Skip to main content

Flushing at Home, at Work, in Iraq

Toilet training is clearly not equal in the many parts of my world.  And new information can change the flushing habits of people brought up push the chrome handle after doing their business.

I work in a 7-story museum and library.  My co-workers average more than two college degrees each.  The bathrooms in our building are shining clean.  But in the 4th floor men's room, walking up to a urinal means looking down into yellow water.  At 9am the water is blue from the previous night's cleaning.  But the 4th floor has offices for the most environmentally conscious members of our staff.  Which means, I suppose, "If it's yellow, let it mellow, if it's brown, flush it down."

At home, my 12 and 13-year-old sons are still being trained to aim, flush, and wash.  They always get two out of three.  I occasionally listen for the proper sequence of water sounds and correct on the spot if there is a mistake.  But sometimes when I take a shower I find and unflushed toilet.  

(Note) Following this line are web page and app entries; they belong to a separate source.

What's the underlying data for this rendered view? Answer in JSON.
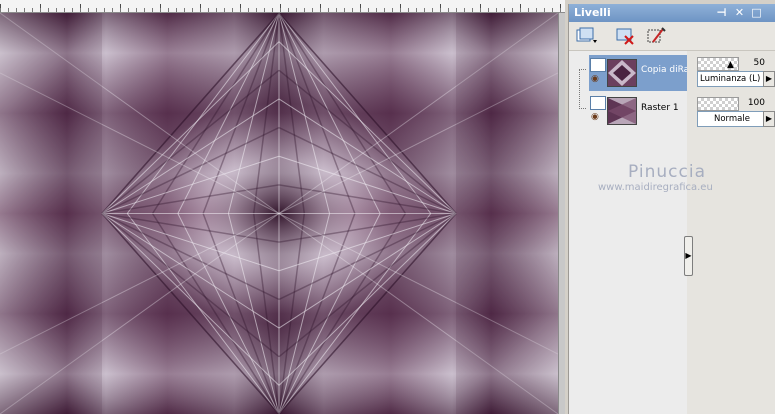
{
  "panel": {
    "title": "Livelli",
    "title_buttons": {
      "pin": "⊣",
      "close": "✕",
      "maximize": "□"
    }
  },
  "toolbar": {
    "icons": [
      "new-layer-icon",
      "delete-layer-icon",
      "edit-selection-icon"
    ]
  },
  "layers": [
    {
      "name": "Copia diRaster 1",
      "selected": true,
      "opacity": "50",
      "blend_mode": "Luminanza (L)"
    },
    {
      "name": "Raster 1",
      "selected": false,
      "opacity": "100",
      "blend_mode": "Normale"
    }
  ],
  "watermark": {
    "name": "Pinuccia",
    "url": "www.maidiregrafica.eu"
  },
  "colors": {
    "image_dark": "#3a1a33",
    "image_light": "#e6e0ea",
    "panel_title": "#7ea2cf",
    "selected_row": "#7c9fcc"
  }
}
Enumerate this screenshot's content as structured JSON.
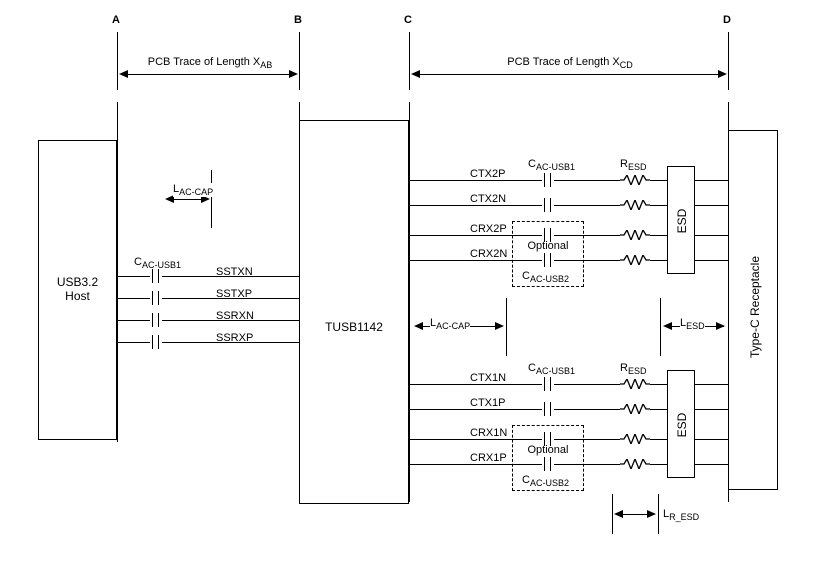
{
  "refs": {
    "A": "A",
    "B": "B",
    "C": "C",
    "D": "D"
  },
  "trace_labels": {
    "ab_pre": "PCB Trace of Length X",
    "ab_sub": "AB",
    "cd_pre": "PCB Trace of Length X",
    "cd_sub": "CD"
  },
  "blocks": {
    "host": "USB3.2\nHost",
    "tusb": "TUSB1142",
    "esd_top": "ESD",
    "esd_bot": "ESD",
    "receptacle": "Type-C\nReceptacle"
  },
  "left_signals": [
    "SSTXN",
    "SSTXP",
    "SSRXN",
    "SSRXP"
  ],
  "right_top_signals": [
    "CTX2P",
    "CTX2N",
    "CRX2P",
    "CRX2N"
  ],
  "right_bot_signals": [
    "CTX1N",
    "CTX1P",
    "CRX1N",
    "CRX1P"
  ],
  "component_labels": {
    "cac_usb1": "C",
    "cac_usb1_sub": "AC-USB1",
    "cac_usb2": "C",
    "cac_usb2_sub": "AC-USB2",
    "resd": "R",
    "resd_sub": "ESD",
    "optional": "Optional"
  },
  "length_labels": {
    "laccap": "L",
    "laccap_sub": "AC-CAP",
    "lesd": "L",
    "lesd_sub": "ESD",
    "lresd": "L",
    "lresd_sub": "R_ESD"
  }
}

In Iraq the toilets were often horrendous.  Once people were posting Facebook pictures of a turd that would not flush and got named Il Duce, after Benito Mussolini.  How the connection was made, I don't know.  These guys not only pissed on the seat, they shit on it which seemed to me physically impossible.  But who knows.  On drill weekends, many soldiers clearly do not know urinals flush.  Or maybe they are environmentalists.

In any case, most days, I see yellow water somewhere.

Popular posts from this blog

Different Water for Sinks and Toilets--Camp Beuhring, Kuwait, and Amtrak

On the train to Philadelphia recently, the toilets had water, but the sinks did not in the last two cars. I walked three cars away from my seat to wash my hands. On the way back, I let the conductor know about the lack of water.  He said there are different water systems for the sinks and the toilets.  Then smiled and said the water is blue in the toilets.  
I told the conductor about a morning at Camp Beuhring, Kuwait, in April 2009. We were there for training before we went to Camp Adder, Iraq.  During our two-week stay, we slept in 77-man tents.  Outside the tent were several sinks and mirrors just standing in the open on the sand. I wish I had a picture.  
About twenty yards away were Porta-Johns or Shit Ovens, which everyone called the plastic enclosures when the temperature approached 120 degrees.  One morning just after down I went out to the sinks, brushed my teeth, then walked toward the Porta-Johns.  One of the soldiers just stepped out of one and was walking toward me.  

Ten Years Ago Today: Cold War Soldier Starts Re-enlistment Process

The Night Before Basic, Killing Brain and Lung Cells
On January 31, 1972, I flew to Texas to begin basic training. On April 2, 2007, ten years ago today, I called Sgt. 1st Class Kevin Askew, recruiting sergeant for the 28th Combat Aviation Brigade, and began the process of re-enlisting after 23+ years as a civilian.  I was 53 years old at the time, about to turn 54.

In the Spring of 2007, The Surge in Iraq was in full swing and recruitment for the Army was down a lot. The economy was good, Congress would not even consider re-starting the Draft, so in late 2006 Congress raised the maximum first-enlistment age for the Army from 35 to 42 years old.

The program was a failure and was rescinded three years later. But that failed program allowed me to re-enlist.  The maximum enlistment age for soldiers with prior service is the enlistment age plus the years of prior service plus a one-year waiver.  I needed all of that.

I called three recruiters before I called Kevin. He was the first one…

My Last Tanker Nickname: Oddball

Donald Sutherland as Oddball, a tank commander in the movie "Kelly's Heroes"
I got my last tanker nickname more than a decade after I earned the nickname Sgt. Bambi Killer.I got that nickname on a business trip to Sao Paulo, Brazil, in 2000.The company I worked for just bought a company in Brazil and I was part of a team that went to Brazil to introduce ourselves to the people who ran the business.
Sao Paulo has traffic that makes Los Angeles look like Omaha, so the local managers sent a limo for the four of us. This meant we could be more comfortable on the three-hour 20-mile trip from the airport to downtown. 
At the time I had a beard and still had a lot of brown hair.  Among the local staff people who were waiting to meet us was my now long-time friend Ivan Porccino. Ivan speaks five languages and was assigned as our interpreter.  When we got in the car, Ivan introduced us to the driver and said we would be in Sao Paulo for a few days. The driver said, “I love Americ…